1 tablespoon thai garlic, chopped
1 tablespoon thai shallots, sliced
50 grams sweet pickled turnip, finely diced
3 tablespoons soy bean oil
-- Prawns --
9 prawns, medium size, shelled and deveined
3 tablespoons soy bean oil, use same oil as fried pork
-- Noodles --
300 grams narrow dried rice noodles
3 tablespoons water
1 tablespoon soy bean oil
-- Stir-Fry --
3 eggs, cracked in a bowl
pad thai sauce
1 teaspoon ground dried chili
1 tablespoon ground peanuts
500 grams bean sprouts
50 grams chinese chives, cut into short lengths
1 tablespoon coriander leaves, chopped
1 tablespoon spring onions, chopped
2 tablespoons soy bean oil
-- Garnish --
1 lime, cut into 3 wedges
1. Fried Pork: Heat oil in a wok over medium heat. Add tofu then stir-fry until light brown, which will take approximately 2 minutes. Add garlic and shallots then stir-fry together with tofu until flavours are released while making sure not to brown. Add pork and pickled radish then stir-fry until pork is cooked, which will take approximately a minute.
2. Prawns: Heat the same oil from the pork in a wok over medium heat. Add prawns then fry for approximately 30 seconds. Flip the prawns over then fry until the prawn's tails turns pinkish red.
3. Noodles: Heat oil in a wok. Add noodles and water then stir-fry for 1 to 2 minutes until noodles are soft. If fresh noodles are used then the cooking times and water will be less.
4. Pad Thai: Heat oil in a wok making sure to coat the sides of the wok with oil.

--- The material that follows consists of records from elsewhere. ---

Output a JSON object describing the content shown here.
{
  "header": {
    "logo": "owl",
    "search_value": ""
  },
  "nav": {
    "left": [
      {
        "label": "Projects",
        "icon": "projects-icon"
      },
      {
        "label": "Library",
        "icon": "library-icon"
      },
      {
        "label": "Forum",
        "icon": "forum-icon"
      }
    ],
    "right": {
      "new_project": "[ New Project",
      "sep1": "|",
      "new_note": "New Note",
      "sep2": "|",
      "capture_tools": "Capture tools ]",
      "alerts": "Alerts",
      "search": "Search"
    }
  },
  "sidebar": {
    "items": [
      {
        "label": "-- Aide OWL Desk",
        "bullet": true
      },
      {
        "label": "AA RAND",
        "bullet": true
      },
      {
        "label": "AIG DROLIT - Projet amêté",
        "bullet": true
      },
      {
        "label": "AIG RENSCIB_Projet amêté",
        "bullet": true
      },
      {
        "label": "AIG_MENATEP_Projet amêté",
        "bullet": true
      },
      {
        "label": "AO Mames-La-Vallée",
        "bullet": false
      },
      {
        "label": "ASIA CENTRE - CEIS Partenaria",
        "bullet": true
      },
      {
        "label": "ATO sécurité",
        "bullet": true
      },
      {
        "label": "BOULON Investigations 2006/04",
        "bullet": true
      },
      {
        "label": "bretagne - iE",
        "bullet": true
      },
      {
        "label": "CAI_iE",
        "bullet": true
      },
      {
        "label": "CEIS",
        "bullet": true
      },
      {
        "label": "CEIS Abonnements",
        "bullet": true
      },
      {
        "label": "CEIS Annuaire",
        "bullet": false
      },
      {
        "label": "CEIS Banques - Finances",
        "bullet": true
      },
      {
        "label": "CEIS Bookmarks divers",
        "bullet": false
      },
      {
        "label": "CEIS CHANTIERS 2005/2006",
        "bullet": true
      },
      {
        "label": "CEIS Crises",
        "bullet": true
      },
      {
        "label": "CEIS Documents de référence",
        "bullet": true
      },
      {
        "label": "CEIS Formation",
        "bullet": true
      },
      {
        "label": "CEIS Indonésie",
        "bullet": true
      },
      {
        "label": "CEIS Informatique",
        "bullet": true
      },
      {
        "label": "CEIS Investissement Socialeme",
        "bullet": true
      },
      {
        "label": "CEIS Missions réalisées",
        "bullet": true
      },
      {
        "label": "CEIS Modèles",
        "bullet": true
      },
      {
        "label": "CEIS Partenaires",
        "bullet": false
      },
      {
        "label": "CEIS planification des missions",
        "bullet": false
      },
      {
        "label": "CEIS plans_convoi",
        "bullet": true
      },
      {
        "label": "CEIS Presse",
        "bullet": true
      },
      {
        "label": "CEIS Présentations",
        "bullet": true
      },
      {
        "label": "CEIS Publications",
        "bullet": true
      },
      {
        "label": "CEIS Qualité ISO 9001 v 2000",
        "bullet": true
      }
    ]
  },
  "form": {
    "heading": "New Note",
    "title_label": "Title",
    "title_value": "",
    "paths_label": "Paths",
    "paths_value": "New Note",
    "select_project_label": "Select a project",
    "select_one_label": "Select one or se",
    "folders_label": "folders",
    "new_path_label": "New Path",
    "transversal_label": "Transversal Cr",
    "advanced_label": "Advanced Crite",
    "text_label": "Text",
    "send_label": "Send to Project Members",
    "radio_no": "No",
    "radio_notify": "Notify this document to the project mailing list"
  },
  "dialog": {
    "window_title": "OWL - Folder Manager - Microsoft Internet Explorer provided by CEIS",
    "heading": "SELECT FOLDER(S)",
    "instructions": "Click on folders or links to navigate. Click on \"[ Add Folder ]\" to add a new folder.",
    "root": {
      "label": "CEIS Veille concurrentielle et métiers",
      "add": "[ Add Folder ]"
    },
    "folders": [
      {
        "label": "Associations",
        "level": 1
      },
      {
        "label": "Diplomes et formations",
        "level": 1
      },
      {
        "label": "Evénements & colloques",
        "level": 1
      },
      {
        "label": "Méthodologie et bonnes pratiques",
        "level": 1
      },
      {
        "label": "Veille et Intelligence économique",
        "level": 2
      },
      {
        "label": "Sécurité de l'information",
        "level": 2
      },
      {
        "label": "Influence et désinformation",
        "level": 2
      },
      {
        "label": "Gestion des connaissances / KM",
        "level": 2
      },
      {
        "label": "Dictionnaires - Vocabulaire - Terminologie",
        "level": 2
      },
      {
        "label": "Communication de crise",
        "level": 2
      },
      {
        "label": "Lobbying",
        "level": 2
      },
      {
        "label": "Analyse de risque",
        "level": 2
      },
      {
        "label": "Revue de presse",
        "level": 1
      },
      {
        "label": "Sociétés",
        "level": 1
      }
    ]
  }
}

Pour the eggs down the side of the wok so that the eggs coat the side of the walk starting approximately half way down from the top of the wok. Bring yokes together in one corner of the wok then break the yolks. Add noodles into the centre of the yolks. With a spatula flip the noodles and eggs so that the eggs are on the top. Set some of this egg aside for decorating. Add pad thai sauce to the noodles then mix well. Add the pork then mix well. Add ground peanuts, ground chilies and prawns then mix well. Make a well in the noodles and add bean sprouts to the middle then sprinkle with chives, coriander and spring onions. Mix well then turn off the heat.

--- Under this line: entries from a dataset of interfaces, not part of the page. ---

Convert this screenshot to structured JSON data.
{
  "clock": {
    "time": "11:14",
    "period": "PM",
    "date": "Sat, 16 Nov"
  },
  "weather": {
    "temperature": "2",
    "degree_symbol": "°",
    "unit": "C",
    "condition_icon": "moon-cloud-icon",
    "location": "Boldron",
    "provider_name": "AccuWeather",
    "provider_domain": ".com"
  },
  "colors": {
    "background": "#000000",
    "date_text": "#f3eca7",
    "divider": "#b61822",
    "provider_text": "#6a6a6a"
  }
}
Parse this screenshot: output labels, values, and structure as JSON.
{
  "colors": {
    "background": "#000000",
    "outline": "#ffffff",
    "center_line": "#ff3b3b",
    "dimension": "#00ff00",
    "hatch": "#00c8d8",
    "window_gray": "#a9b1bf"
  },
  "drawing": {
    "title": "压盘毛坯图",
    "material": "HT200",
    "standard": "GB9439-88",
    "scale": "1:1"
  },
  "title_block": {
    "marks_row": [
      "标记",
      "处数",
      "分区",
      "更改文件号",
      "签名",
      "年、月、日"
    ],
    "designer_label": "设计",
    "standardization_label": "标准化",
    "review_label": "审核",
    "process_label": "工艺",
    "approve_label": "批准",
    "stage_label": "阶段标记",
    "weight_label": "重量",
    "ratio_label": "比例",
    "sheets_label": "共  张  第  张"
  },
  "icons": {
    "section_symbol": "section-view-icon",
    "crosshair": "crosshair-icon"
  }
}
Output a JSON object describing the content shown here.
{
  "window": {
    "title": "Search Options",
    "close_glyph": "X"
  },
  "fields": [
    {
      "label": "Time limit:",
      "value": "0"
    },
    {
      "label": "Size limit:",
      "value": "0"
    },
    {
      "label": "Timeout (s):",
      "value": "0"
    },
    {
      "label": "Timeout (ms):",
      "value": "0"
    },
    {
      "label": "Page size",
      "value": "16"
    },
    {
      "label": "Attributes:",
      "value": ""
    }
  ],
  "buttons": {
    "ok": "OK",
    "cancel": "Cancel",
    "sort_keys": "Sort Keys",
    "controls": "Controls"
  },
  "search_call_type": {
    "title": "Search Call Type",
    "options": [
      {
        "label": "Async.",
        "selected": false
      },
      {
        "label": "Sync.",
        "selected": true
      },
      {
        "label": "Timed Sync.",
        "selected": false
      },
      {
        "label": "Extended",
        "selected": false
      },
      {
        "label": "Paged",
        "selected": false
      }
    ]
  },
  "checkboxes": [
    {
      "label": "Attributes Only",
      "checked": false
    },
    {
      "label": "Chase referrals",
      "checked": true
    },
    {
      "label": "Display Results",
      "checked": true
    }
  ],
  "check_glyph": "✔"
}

5. Serve: Decorate with egg. Serve with coarsely crushed peanuts, chinese chives, lime wedges and bean sprouts on the side.
6. Condiments: Hot chili flakes, sugar and fish sauce.

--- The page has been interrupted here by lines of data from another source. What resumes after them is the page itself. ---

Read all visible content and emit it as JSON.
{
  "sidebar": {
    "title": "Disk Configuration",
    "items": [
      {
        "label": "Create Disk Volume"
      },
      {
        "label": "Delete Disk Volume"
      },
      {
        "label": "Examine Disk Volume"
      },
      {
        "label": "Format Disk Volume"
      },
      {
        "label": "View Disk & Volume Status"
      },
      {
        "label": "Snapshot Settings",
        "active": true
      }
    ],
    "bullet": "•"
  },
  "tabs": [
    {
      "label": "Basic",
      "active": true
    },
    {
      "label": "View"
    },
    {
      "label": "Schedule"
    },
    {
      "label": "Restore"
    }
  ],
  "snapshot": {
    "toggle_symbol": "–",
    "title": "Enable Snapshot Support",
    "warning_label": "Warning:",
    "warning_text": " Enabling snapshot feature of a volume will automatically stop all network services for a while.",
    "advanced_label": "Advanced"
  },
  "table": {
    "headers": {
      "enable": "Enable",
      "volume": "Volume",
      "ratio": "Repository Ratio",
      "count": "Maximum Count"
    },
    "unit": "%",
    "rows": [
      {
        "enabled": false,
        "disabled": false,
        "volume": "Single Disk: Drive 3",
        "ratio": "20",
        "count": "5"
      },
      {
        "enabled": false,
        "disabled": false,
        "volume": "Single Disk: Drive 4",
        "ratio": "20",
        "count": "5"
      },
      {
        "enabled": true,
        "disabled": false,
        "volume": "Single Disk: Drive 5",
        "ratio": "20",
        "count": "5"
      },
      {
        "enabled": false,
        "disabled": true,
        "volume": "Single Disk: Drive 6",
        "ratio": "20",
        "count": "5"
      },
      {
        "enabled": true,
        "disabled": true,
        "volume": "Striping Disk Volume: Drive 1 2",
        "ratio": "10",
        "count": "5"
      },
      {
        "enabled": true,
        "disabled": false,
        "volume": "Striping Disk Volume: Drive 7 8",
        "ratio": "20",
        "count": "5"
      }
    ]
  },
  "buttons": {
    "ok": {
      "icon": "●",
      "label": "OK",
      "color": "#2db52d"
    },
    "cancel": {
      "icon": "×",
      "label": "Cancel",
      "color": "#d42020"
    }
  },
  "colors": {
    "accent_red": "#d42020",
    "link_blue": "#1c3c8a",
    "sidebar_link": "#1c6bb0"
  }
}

Not sure about the quality of meat being higher... Often restaurants that serve tourists primarily will dumb the food down to the lowest common denominator... which in turn will make it a little more bland.... and you will end up paying more for that experience. Of course a western oriented restaurant might actually use different cuts of meat (i.e. chicken breast vs thigh/leg etc.) but then I always find it strange that westerners often like the breast more than other cuts of the chicken - it has less flavour (although easier to work with). If what you said for true - these foreign oriented restaurants would have better tasting food... which in most cases is completely the opposite. Or maybe lower quality meat tastes better :o
As far as higher quality fish - popular places with Thais will often have very high quality fish - they have high volume bought fresh daily.
Thanks for your comments.
I was wondering about that statement by the poster. The poster has now added a clarification to say that the meals compared were stuff they ate at "prearranged restaurants" where their tour group (as well as other tourist groups) were, and they sampled the food that their tour guides, bus drivers, ate too (presumably at the same time).
BTW - yes, I saw that recipe for Pad Thai you also posted on that thread regarding the authenticity of Pad Thai and which klyeoh also refers to further up on this thread. Nice one.